**WORK TO COMPLETE:** Wherever the listing holds a picture, leave it out, and copy the remainder exactly.

● ● ●

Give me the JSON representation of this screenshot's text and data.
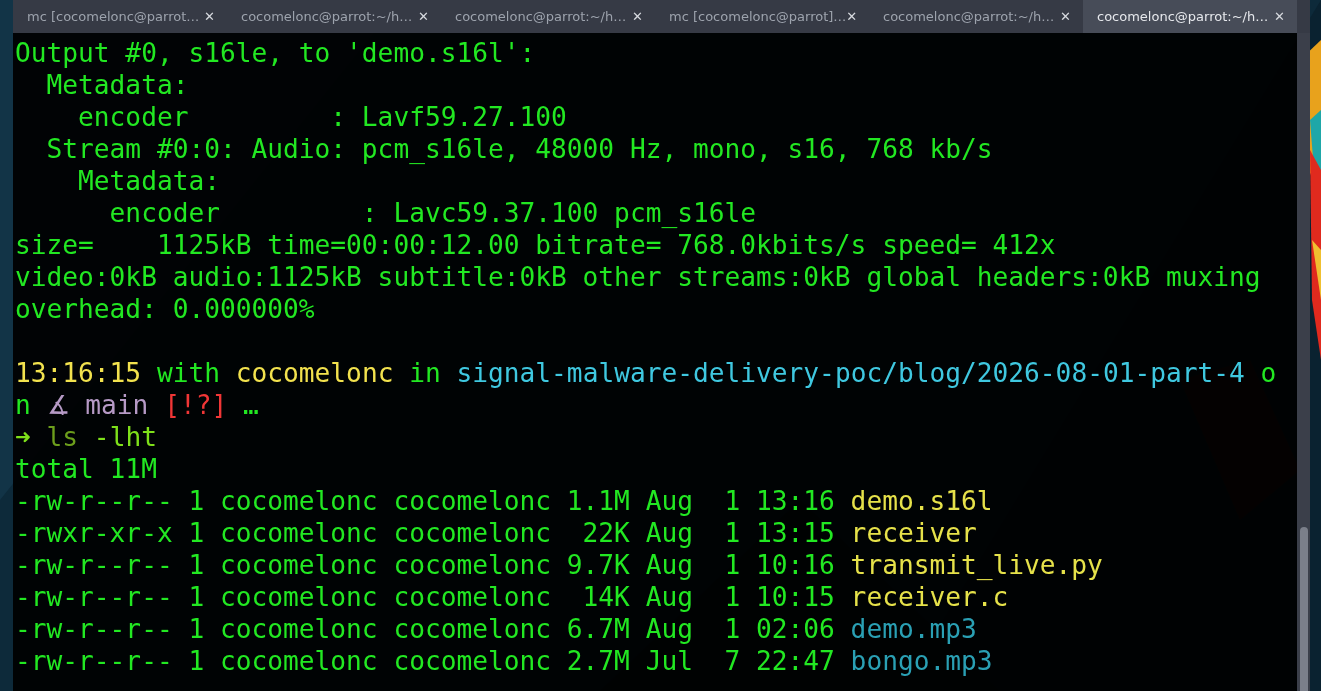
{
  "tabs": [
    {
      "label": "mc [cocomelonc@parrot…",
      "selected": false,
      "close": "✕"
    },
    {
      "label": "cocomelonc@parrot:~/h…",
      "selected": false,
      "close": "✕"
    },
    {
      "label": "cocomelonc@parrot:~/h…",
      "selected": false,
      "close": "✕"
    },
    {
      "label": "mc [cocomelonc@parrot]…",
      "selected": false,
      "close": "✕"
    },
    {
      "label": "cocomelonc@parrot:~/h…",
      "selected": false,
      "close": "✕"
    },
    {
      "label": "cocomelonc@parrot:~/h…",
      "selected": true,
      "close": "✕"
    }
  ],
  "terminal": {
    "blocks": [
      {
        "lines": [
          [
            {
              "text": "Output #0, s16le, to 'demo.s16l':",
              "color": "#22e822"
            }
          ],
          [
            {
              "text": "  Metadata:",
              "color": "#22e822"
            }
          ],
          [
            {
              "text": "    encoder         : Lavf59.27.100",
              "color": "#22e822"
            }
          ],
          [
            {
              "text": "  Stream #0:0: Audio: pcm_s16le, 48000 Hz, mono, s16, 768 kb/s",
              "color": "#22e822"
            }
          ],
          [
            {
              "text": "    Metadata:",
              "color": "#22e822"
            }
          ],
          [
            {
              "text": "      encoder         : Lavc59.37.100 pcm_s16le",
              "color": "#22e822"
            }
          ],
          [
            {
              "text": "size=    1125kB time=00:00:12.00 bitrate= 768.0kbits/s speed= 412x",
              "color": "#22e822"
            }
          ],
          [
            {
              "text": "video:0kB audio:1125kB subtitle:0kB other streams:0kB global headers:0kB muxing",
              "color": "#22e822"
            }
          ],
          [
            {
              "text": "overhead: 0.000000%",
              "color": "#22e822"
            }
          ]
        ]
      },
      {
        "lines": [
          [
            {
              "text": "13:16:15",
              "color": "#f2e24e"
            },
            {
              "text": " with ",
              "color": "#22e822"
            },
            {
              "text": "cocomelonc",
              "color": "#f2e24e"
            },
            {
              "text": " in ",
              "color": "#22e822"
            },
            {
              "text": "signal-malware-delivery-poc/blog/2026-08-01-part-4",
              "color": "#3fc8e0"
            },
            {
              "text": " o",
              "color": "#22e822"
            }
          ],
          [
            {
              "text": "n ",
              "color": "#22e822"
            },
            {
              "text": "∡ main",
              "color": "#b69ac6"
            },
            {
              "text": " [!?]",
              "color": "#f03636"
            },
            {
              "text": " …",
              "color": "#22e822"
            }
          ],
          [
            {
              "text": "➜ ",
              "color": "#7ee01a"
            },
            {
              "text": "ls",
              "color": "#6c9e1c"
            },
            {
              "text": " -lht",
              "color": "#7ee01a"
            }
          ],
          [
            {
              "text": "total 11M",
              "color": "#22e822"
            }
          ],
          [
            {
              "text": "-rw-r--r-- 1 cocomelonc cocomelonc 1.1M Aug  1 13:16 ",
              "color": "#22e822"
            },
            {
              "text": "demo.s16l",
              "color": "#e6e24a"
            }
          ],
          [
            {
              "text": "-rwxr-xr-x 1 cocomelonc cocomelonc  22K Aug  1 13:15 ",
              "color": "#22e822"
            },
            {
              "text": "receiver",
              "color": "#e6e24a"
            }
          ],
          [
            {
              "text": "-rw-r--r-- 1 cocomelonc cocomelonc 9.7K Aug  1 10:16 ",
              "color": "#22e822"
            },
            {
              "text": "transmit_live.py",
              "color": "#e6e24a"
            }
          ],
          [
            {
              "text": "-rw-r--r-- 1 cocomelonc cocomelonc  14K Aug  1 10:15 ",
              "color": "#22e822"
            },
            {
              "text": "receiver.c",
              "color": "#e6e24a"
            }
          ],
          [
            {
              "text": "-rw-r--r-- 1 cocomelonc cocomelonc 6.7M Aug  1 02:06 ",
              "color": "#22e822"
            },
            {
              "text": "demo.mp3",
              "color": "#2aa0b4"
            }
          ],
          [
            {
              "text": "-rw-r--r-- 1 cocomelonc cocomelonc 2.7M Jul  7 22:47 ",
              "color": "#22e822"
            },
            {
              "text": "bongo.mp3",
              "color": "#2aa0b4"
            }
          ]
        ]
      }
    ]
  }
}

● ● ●

**ANSWER TO THIS EXERCISE:**
Give me the JSON representation of this screenshot's text and data.
{
  "tabs": [
    {
      "label": "mc [cocomelonc@parrot…",
      "selected": false,
      "close": "✕"
    },
    {
      "label": "cocomelonc@parrot:~/h…",
      "selected": false,
      "close": "✕"
    },
    {
      "label": "cocomelonc@parrot:~/h…",
      "selected": false,
      "close": "✕"
    },
    {
      "label": "mc [cocomelonc@parrot]…",
      "selected": false,
      "close": "✕"
    },
    {
      "label": "cocomelonc@parrot:~/h…",
      "selected": false,
      "close": "✕"
    },
    {
      "label": "cocomelonc@parrot:~/h…",
      "selected": true,
      "close": "✕"
    }
  ],
  "terminal": {
    "blocks": [
      {
        "lines": [
          [
            {
              "text": "Output #0, s16le, to 'demo.s16l':",
              "color": "#22e822"
            }
          ],
          [
            {
              "text": "  Metadata:",
              "color": "#22e822"
            }
          ],
          [
            {
              "text": "    encoder         : Lavf59.27.100",
              "color": "#22e822"
            }
          ],
          [
            {
              "text": "  Stream #0:0: Audio: pcm_s16le, 48000 Hz, mono, s16, 768 kb/s",
              "color": "#22e822"
            }
          ],
          [
            {
              "text": "    Metadata:",
              "color": "#22e822"
            }
          ],
          [
            {
              "text": "      encoder         : Lavc59.37.100 pcm_s16le",
              "color": "#22e822"
            }
          ],
          [
            {
              "text": "size=    1125kB time=00:00:12.00 bitrate= 768.0kbits/s speed= 412x",
              "color": "#22e822"
            }
          ],
          [
            {
              "text": "video:0kB audio:1125kB subtitle:0kB other streams:0kB global headers:0kB muxing",
              "color": "#22e822"
            }
          ],
          [
            {
              "text": "overhead: 0.000000%",
              "color": "#22e822"
            }
          ]
        ]
      },
      {
        "lines": [
          [
            {
              "text": "13:16:15",
              "color": "#f2e24e"
            },
            {
              "text": " with ",
              "color": "#22e822"
            },
            {
              "text": "cocomelonc",
              "color": "#f2e24e"
            },
            {
              "text": " in ",
              "color": "#22e822"
            },
            {
              "text": "signal-malware-delivery-poc/blog/2026-08-01-part-4",
              "color": "#3fc8e0"
            },
            {
              "text": " o",
              "color": "#22e822"
            }
          ],
          [
            {
              "text": "n ",
              "color": "#22e822"
            },
            {
              "text": "∡ main",
              "color": "#b69ac6"
            },
            {
              "text": " [!?]",
              "color": "#f03636"
            },
            {
              "text": " …",
              "color": "#22e822"
            }
          ],
          [
            {
              "text": "➜ ",
              "color": "#7ee01a"
            },
            {
              "text": "ls",
              "color": "#6c9e1c"
            },
            {
              "text": " -lht",
              "color": "#7ee01a"
            }
          ],
          [
            {
              "text": "total 11M",
              "color": "#22e822"
            }
          ],
          [
            {
              "text": "-rw-r--r-- 1 cocomelonc cocomelonc 1.1M Aug  1 13:16 ",
              "color": "#22e822"
            },
            {
              "text": "demo.s16l",
              "color": "#e6e24a"
            }
          ],
          [
            {
              "text": "-rwxr-xr-x 1 cocomelonc cocomelonc  22K Aug  1 13:15 ",
              "color": "#22e822"
            },
            {
              "text": "receiver",
              "color": "#e6e24a"
            }
          ],
          [
            {
              "text": "-rw-r--r-- 1 cocomelonc cocomelonc 9.7K Aug  1 10:16 ",
              "color": "#22e822"
            },
            {
              "text": "transmit_live.py",
              "color": "#e6e24a"
            }
          ],
          [
            {
              "text": "-rw-r--r-- 1 cocomelonc cocomelonc  14K Aug  1 10:15 ",
              "color": "#22e822"
            },
            {
              "text": "receiver.c",
              "color": "#e6e24a"
            }
          ],
          [
            {
              "text": "-rw-r--r-- 1 cocomelonc cocomelonc 6.7M Aug  1 02:06 ",
              "color": "#22e822"
            },
            {
              "text": "demo.mp3",
              "color": "#2aa0b4"
            }
          ],
          [
            {
              "text": "-rw-r--r-- 1 cocomelonc cocomelonc 2.7M Jul  7 22:47 ",
              "color": "#22e822"
            },
            {
              "text": "bongo.mp3",
              "color": "#2aa0b4"
            }
          ]
        ]
      }
    ]
  }
}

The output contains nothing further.